There is not denying the fact that the 2014 Jaguar F-Type is one very attractive car, roadster, sport coupe, GT cruiser. No matter how we categorize this car the fact remains that outside of the Aston martin brand there isn’t really another car that can compete against it style wise. So why do we bring it up? A very legitimate question indeed and one that can simply be answered by highlighting the fact that every major automobile magazine and web site were green lit this week by Jaguar to publish their findings from the corporate test drive that took place a few weeks back.
We also would like to provide you with some first driving impressions of the car, however we are burdened with on small little hiccup. Unfortunately we are not yet invited to such driving events ;-( What we are privy to is a cornucopia of hands on reviews by other journalist of which we have boiled down so that we can present you with a summation of their impressions. None of the below descriptions of the car balance, handling and acceleration punch are ours, but there were someone’s and we have summed them all up to provide you with a cohesive hands on review of the 2014 Jaguar F-Type.

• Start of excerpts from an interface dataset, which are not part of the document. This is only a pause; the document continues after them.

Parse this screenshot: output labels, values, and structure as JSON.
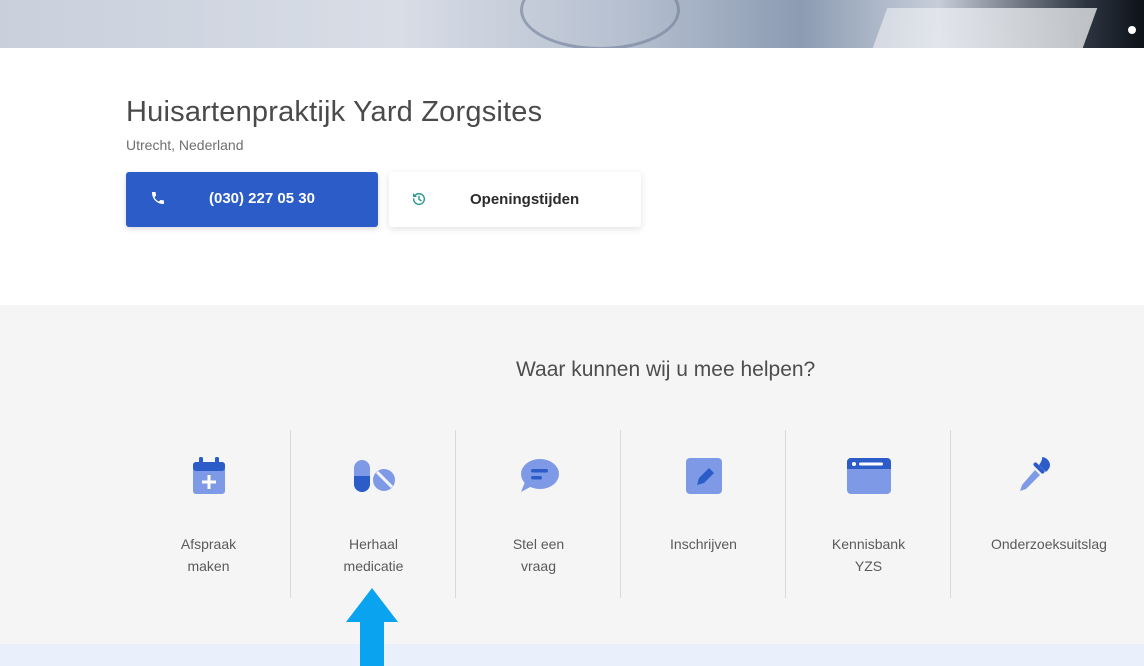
{
  "practice": {
    "name": "Huisartenpraktijk Yard Zorgsites",
    "location": "Utrecht, Nederland"
  },
  "buttons": {
    "phone_label": "(030) 227 05 30",
    "hours_label": "Openingstijden"
  },
  "help": {
    "heading": "Waar kunnen wij u mee helpen?",
    "services": [
      {
        "label": "Afspraak maken",
        "icon": "calendar-plus-icon"
      },
      {
        "label": "Herhaal medicatie",
        "icon": "pills-icon"
      },
      {
        "label": "Stel een vraag",
        "icon": "chat-bubble-icon"
      },
      {
        "label": "Inschrijven",
        "icon": "pencil-square-icon"
      },
      {
        "label": "Kennisbank YZS",
        "icon": "card-icon"
      },
      {
        "label": "Onderzoeksuitslag",
        "icon": "pipette-icon"
      }
    ]
  },
  "colors": {
    "primary": "#2b5cc8",
    "icon_fill": "#7e9ae6",
    "icon_dark": "#2b5cc8",
    "section_bg": "#f5f5f5",
    "arrow": "#0aa3f0"
  }
}
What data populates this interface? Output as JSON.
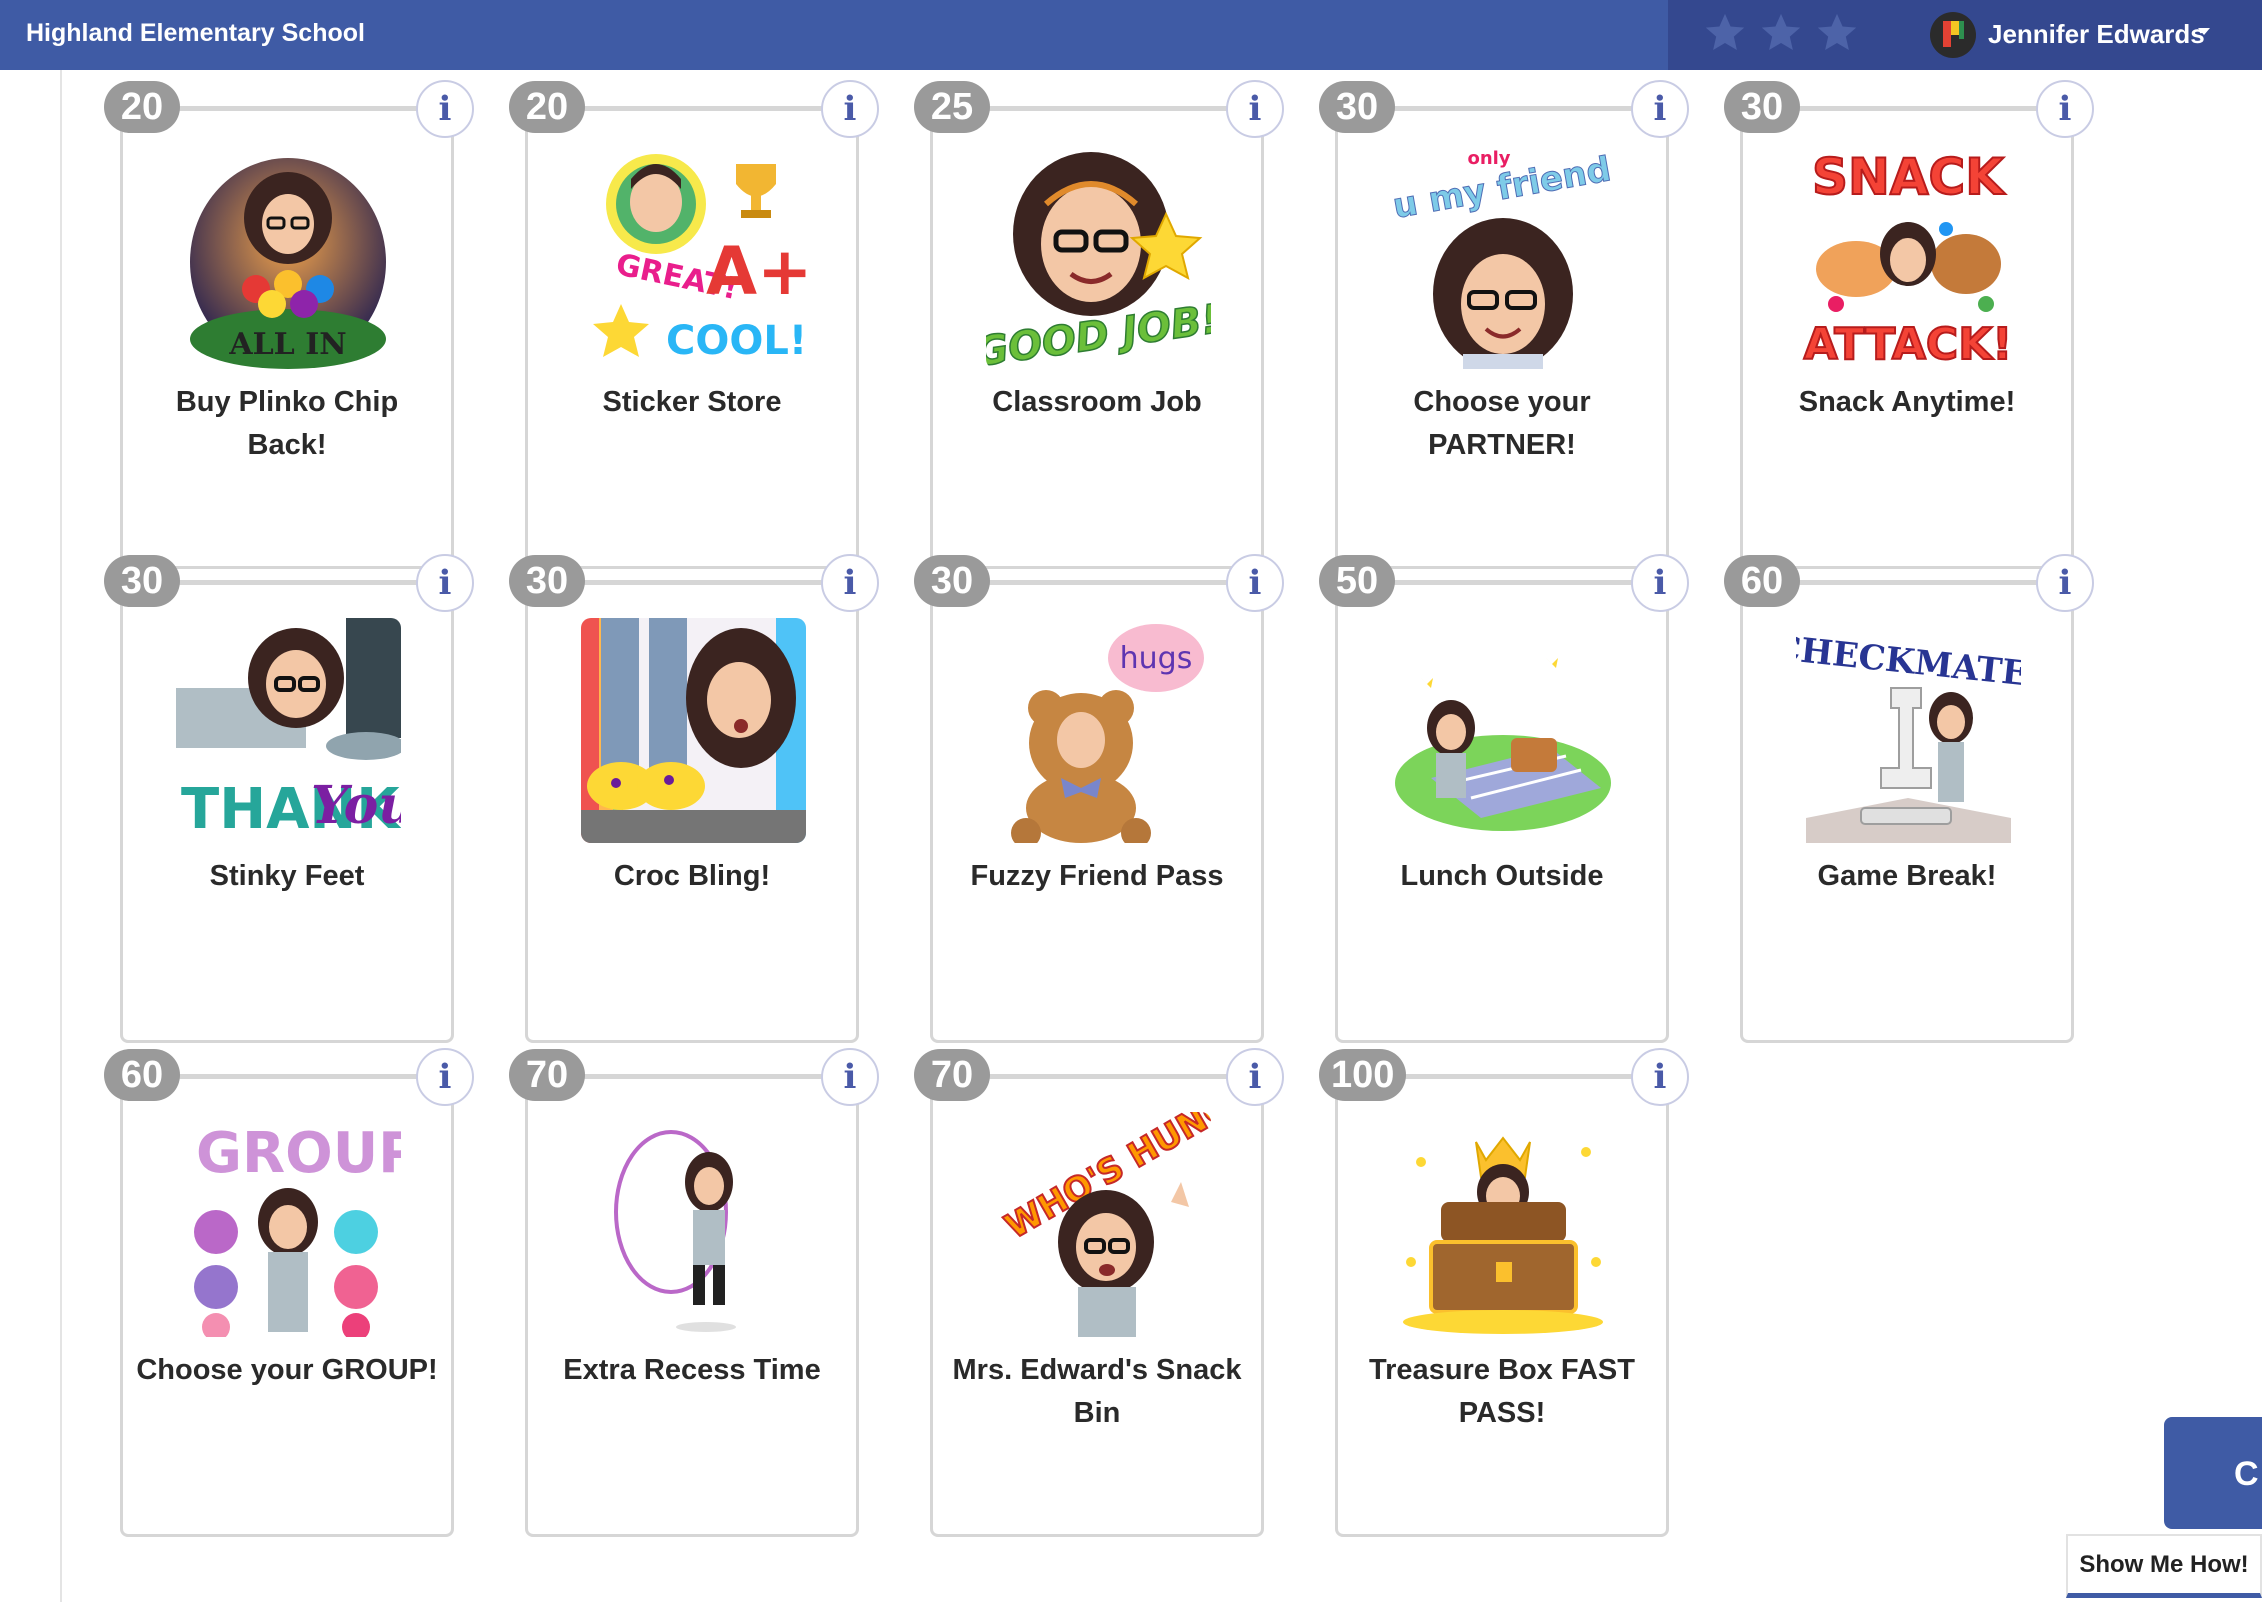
{
  "header": {
    "school_name": "Highland Elementary School",
    "user_name": "Jennifer Edwards",
    "stars": [
      "star-icon",
      "star-icon",
      "star-icon"
    ],
    "colors": {
      "bar": "#3f5ba5",
      "bar_right": "#34488f"
    }
  },
  "rewards": [
    {
      "price": "20",
      "title": "Buy Plinko Chip Back!",
      "art": "casino-chips-art"
    },
    {
      "price": "20",
      "title": "Sticker Store",
      "art": "stickers-art"
    },
    {
      "price": "25",
      "title": "Classroom Job",
      "art": "good-job-art"
    },
    {
      "price": "30",
      "title": "Choose your PARTNER!",
      "art": "friend-art"
    },
    {
      "price": "30",
      "title": "Snack Anytime!",
      "art": "snack-attack-art"
    },
    {
      "price": "30",
      "title": "Stinky Feet",
      "art": "thank-you-art"
    },
    {
      "price": "30",
      "title": "Croc Bling!",
      "art": "croc-shoes-art"
    },
    {
      "price": "30",
      "title": "Fuzzy Friend Pass",
      "art": "teddy-bear-art"
    },
    {
      "price": "50",
      "title": "Lunch Outside",
      "art": "picnic-art"
    },
    {
      "price": "60",
      "title": "Game Break!",
      "art": "checkmate-art"
    },
    {
      "price": "60",
      "title": "Choose your GROUP!",
      "art": "group-art"
    },
    {
      "price": "70",
      "title": "Extra Recess Time",
      "art": "jump-rope-art"
    },
    {
      "price": "70",
      "title": "Mrs. Edward's Snack Bin",
      "art": "hungry-art"
    },
    {
      "price": "100",
      "title": "Treasure Box FAST PASS!",
      "art": "treasure-chest-art"
    }
  ],
  "art_text": {
    "all_in": "ALL IN",
    "great": "GREAT!",
    "a_plus": "A+",
    "cool": "COOL!",
    "good_job": "GOOD JOB!",
    "u_my_friend": "u my friend",
    "only": "only",
    "snack": "SNACK",
    "attack": "ATTACK!",
    "thank": "THANK",
    "you": "You",
    "hugs": "hugs",
    "checkmate": "CHECKMATE!",
    "group": "GROUP",
    "whos_hungry": "WHO'S HUNGRY?"
  },
  "info_label": "i",
  "side_tab_label": "C",
  "show_me_label": "Show Me How!"
}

“Jag engineers resisted the move to electrically assisted power steering, instilling the F-type’s fat-rimmed leather-wrapped wheel with a slack-free on-center connection, a useful rise in effort with increasing lock, and a ratio quick enough to deliver agile cornering response. Unfortunately, they neglected to finish the job with feedback.” Car and Driver
“Those twin pipes identify the two V-6-engined cars — the V-8 edition gets pairs set to either side. The “base” F-Type is powered by a 3-liter, 340-hp supercharged and water-intercooled 3-liter V-6. The F Type S is a tweaked version of it with 380 hp, and topping the range is the also supercharged and water-intercooled 5-liter V-8 with 495 hp. All of them communicate their horsepower to their rear wheels via an eight-speed Quickshift” Motor Trend
“Jag says that with two occupants, the car has a 50-50 weight balance (52/48 unloaded), with its all-up weight ranging from 3520 to 3670 pounds. To achieve that balance, both the battery and strangely, the windshield-washer fluid reservoir are located in the trunk which eats up some critical cubics from an already tiny, 7.1-cubic-foot trunk” Motor Trend
“The new Jaguar F-type has been launched, but how does it compare with its biggest rival, the Porsche 911? We got both cars together at the Bedford Aerodrome, along with Tiff Needell, to find out.” Evo magazine
“The supercharged V8 is as irresistible as ever, sounding absolutely fantastic (and a little bit evil) with a soaring engine note and loud cracks on committed upshifts. It’s very fast too, not feeling its full 54bhp deficit compared to the XKR-S.” Evo magazine
“Turn-in is excellent for a front-engined car, and the great chassis balance means you can really push the rear in the dry. But do yourself a favor and leave the ESP on in the wet, particularly in the V8. It’s an animal. Just listen to it! My favorite detail is how the hidden central air vents rise and fall from the dash-top as needed-pointless, but cool(ing) all the same. On the other hand, the lack of a manual-transmission option isn’t. And the ZF eight-speed auto, though talk-show-host-smooth when cruising, isn’t as snappy as a Porsche PDK dual clutch ‘box when you’re on it.” Road and Track
“The only question we have is why it’s so heavy ? Especially given the abundant use of aluminum? Unfortunately, under direct questioning, Jaguar’s engineers weren’t able to give a good reason. But the F-Type is, by sports car standards, heavy. In V6 S form, it weighs 3,558 pounds. That’s more than 300 pounds heavier than the 2013 Porsche 911 Carrera S Cabriolet. And the 911 has 20 more horsepower. And a back seat.” Motor Authority
“The star of the range is probably the middle-spec V6 S. Why? Because its steering has more delicacy to it than the meatier, brawnier V8 S. In pure performance terms it’s not that much slower across the ground than the V8, even if it can’t compete with it in a straight line. But the real winner here is the customer, the one lucky enough to be in the market for a £60-80,000 sports car; the sort of person who would previously have headed straight towards the nearest Porsche dealer.” Autocar